• **Exercise**
If a line in the entries contains the word "JSON", list it.

(Component data from apps and pages)
__________________________________________________

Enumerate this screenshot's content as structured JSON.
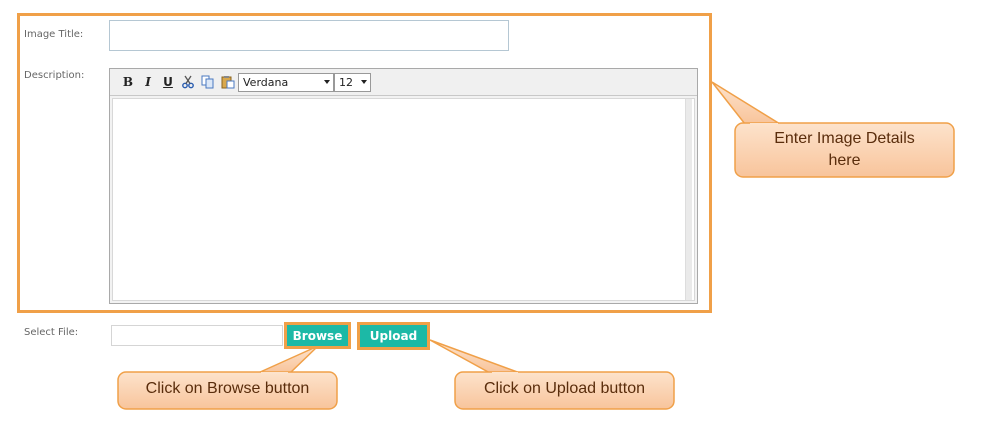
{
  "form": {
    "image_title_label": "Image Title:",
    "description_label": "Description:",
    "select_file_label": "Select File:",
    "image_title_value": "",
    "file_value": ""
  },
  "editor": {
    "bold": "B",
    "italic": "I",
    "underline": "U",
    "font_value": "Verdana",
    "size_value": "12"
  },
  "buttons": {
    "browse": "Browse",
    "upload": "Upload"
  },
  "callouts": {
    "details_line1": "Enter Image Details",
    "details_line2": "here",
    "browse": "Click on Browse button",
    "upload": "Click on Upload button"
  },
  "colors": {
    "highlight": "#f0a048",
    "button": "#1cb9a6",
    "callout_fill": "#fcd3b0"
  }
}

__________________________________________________

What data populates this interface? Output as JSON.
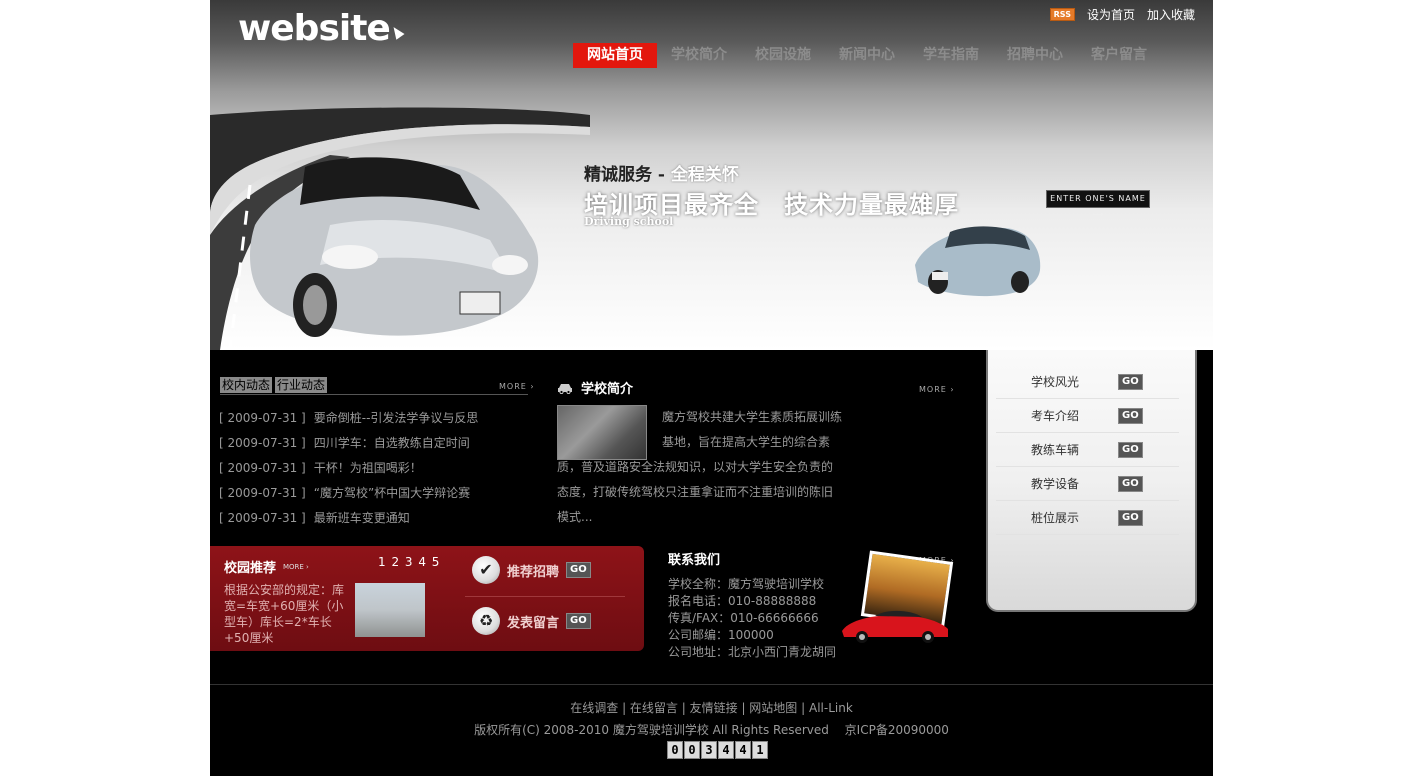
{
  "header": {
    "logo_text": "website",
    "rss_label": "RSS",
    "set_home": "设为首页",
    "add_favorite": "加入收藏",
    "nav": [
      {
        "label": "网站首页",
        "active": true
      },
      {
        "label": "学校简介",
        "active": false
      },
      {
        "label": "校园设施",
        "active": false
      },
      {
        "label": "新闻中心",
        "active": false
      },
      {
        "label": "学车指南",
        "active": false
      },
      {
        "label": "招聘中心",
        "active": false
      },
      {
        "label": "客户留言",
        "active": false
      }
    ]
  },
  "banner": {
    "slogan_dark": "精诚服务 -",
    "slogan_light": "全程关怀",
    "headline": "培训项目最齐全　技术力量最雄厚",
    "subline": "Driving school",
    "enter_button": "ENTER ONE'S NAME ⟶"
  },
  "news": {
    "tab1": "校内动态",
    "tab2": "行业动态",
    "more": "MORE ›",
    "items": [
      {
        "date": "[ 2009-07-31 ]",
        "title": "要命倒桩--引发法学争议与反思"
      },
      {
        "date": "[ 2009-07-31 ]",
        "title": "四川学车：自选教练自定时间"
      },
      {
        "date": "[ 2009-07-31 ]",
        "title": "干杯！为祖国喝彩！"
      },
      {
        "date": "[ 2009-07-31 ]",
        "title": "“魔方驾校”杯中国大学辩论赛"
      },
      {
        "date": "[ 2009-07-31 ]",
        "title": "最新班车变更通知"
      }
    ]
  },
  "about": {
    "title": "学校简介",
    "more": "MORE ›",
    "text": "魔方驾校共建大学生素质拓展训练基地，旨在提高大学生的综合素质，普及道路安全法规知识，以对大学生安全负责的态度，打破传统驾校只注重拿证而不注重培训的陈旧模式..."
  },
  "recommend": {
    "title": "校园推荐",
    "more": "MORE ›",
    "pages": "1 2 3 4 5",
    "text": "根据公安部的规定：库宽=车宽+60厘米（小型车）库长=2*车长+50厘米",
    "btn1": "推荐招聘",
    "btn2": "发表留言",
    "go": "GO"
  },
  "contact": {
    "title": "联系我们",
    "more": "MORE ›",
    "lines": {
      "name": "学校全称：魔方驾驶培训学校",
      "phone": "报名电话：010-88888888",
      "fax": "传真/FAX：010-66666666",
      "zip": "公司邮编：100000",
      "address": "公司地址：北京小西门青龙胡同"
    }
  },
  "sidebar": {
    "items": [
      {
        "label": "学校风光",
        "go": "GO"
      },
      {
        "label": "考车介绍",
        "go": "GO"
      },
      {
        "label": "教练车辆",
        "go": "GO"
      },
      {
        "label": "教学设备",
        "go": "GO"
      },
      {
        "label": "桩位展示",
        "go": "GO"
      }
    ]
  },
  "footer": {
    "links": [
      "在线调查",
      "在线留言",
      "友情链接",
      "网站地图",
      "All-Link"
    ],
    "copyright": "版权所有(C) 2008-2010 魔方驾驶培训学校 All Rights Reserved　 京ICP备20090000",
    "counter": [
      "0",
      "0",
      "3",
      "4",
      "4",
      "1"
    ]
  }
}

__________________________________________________

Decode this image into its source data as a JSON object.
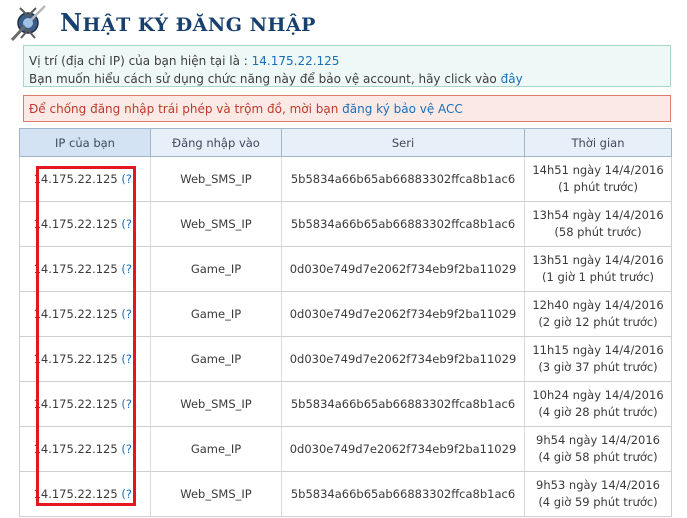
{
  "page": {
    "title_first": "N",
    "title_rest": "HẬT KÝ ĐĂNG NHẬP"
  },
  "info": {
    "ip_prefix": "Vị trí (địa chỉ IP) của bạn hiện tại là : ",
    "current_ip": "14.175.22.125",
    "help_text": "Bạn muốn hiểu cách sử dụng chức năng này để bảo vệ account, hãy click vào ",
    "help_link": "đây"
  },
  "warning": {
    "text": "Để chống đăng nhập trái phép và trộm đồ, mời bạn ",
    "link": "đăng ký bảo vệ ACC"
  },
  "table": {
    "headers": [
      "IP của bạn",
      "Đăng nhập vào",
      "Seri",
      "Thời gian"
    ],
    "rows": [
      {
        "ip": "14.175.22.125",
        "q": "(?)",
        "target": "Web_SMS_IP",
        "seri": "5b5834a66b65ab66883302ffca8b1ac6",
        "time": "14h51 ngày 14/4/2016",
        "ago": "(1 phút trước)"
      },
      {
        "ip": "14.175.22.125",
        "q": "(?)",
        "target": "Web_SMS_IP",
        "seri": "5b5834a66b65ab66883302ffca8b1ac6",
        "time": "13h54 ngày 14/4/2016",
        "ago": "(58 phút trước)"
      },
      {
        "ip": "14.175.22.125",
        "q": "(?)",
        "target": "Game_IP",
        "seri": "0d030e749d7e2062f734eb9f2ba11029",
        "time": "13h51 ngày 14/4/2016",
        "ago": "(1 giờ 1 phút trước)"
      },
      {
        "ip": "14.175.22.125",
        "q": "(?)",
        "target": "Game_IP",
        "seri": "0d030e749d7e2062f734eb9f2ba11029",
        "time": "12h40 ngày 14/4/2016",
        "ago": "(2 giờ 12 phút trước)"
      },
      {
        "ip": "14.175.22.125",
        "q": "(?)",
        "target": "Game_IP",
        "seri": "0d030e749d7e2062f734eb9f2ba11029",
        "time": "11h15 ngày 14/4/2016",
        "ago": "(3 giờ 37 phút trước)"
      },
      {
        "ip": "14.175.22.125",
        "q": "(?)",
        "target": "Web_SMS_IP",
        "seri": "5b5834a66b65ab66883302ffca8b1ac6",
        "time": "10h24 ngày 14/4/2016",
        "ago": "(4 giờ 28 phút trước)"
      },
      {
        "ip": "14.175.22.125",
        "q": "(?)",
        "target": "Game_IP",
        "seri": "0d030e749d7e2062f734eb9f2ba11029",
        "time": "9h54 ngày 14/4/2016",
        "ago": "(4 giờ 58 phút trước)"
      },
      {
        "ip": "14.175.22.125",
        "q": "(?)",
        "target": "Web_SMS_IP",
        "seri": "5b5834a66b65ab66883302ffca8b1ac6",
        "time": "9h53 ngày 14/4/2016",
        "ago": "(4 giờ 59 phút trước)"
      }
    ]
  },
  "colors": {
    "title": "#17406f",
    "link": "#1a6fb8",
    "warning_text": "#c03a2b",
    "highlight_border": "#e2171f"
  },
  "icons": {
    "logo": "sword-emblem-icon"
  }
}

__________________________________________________

• **Exercise response**
Enumerate this screenshot's content as structured JSON.
What data populates this interface? Output as JSON.
Decode this image into its source data as a JSON object.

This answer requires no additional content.